Also, look for ways of incorporating new foods into familiar presentations so that they don’t seem quite as strange. A vegetable that your child pushes aside when served alone may be more palatable when added to a soup. A preschooler who likes spaghetti is more likely to taste a new stir-fried dish that’s served over Chinese noodles instead of rice.
What do you do if your child refuses to eat anything but peanut butter-and-jelly or egg-salad sandwiches for weeks at a time? First of all, don’t panic. As long as your child is generally healthy and isn’t losing weight, you have nothing to worry about. It might be a good idea to supplement your child’s food with a chewable children’s multivitamin. Remember that if you don’t make a big deal out of it, your child will probably grow bored with his limited diet within a few weeks.
Here are some other ideas that can help finicky eaters become more adventurous:
- Remember when your mother told you not to play with your food? Well, she was wrong. (This may, of course, have been the only time she was wrong.) Children learn about the important things in their world by playing with them. Touching, feeling, stretching, and generally playing with new foods is a way for your children to figure out what they’re like.

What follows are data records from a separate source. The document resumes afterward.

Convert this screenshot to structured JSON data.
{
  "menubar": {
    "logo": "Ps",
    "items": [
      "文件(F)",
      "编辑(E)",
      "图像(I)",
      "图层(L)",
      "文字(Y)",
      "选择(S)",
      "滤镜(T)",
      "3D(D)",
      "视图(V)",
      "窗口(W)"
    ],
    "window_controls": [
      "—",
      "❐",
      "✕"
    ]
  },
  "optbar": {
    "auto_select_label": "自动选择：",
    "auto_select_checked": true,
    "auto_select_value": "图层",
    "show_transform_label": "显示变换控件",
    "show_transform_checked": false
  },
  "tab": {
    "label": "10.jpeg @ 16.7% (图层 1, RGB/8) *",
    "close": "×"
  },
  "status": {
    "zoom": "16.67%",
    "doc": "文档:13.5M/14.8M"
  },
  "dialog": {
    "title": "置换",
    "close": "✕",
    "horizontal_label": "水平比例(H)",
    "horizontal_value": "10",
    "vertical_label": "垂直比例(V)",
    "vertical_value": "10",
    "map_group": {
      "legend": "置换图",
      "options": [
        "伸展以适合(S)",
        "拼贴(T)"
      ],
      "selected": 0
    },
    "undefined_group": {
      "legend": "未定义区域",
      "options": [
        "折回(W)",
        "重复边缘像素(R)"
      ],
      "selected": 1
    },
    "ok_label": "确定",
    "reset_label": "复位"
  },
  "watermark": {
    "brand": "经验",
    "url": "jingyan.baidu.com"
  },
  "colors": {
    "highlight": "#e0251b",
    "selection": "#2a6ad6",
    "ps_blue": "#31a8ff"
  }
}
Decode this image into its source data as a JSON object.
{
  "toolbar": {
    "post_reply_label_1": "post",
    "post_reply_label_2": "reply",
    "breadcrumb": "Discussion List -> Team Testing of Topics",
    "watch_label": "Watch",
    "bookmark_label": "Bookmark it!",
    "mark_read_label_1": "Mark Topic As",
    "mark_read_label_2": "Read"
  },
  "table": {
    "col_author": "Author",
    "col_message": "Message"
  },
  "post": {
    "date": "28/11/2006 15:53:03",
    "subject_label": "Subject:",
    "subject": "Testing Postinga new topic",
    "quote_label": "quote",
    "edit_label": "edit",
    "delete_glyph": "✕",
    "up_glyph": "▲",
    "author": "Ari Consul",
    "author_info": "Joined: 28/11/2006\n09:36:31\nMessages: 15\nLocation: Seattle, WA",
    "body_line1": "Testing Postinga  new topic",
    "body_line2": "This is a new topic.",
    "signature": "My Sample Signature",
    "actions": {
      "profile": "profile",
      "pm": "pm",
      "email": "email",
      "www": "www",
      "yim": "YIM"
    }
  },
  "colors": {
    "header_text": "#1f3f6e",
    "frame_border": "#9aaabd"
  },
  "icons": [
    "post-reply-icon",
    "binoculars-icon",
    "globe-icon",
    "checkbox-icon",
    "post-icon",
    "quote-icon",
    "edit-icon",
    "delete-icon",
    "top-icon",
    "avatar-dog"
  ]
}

This doesn’t mean you should allow your son or daughter to fling meatballs or lima beans across the living room. Rather, you should actively involve your child in preparing and serving foods. Although I wouldn’t recommend handing a 3-year-old a chef’s knife, toddlers should be able to pour something from a measuring cup into a bowl, and preschoolers can help wash and peel vegetables or push the buttons on a microwave oven. Strange foods are a lot less threatening when a child has made their acquaintance away from the dining room table.
- Use social pressure to your advantage. Children pay closer attention to what other kids eat than to what adults eat. If the older children at your table are trying a new dish, the younger ones will probably taste it, too. Be aware that this approach can backfire. Children’s food aversions are also contagious. If an older child refuses to taste a new casserole, the younger ones will likely do the same.
Kutner, L. (2007). When a Child is a Picky Eater. Psych Central. Retrieved on December 19, 2014, from http://psychcentral.com/lib/picky-eaters/0001236
Last reviewed: By John M. Grohol, Psy.D. on 30 Jan 2013
Published on PsychCentral.com. All rights reserved.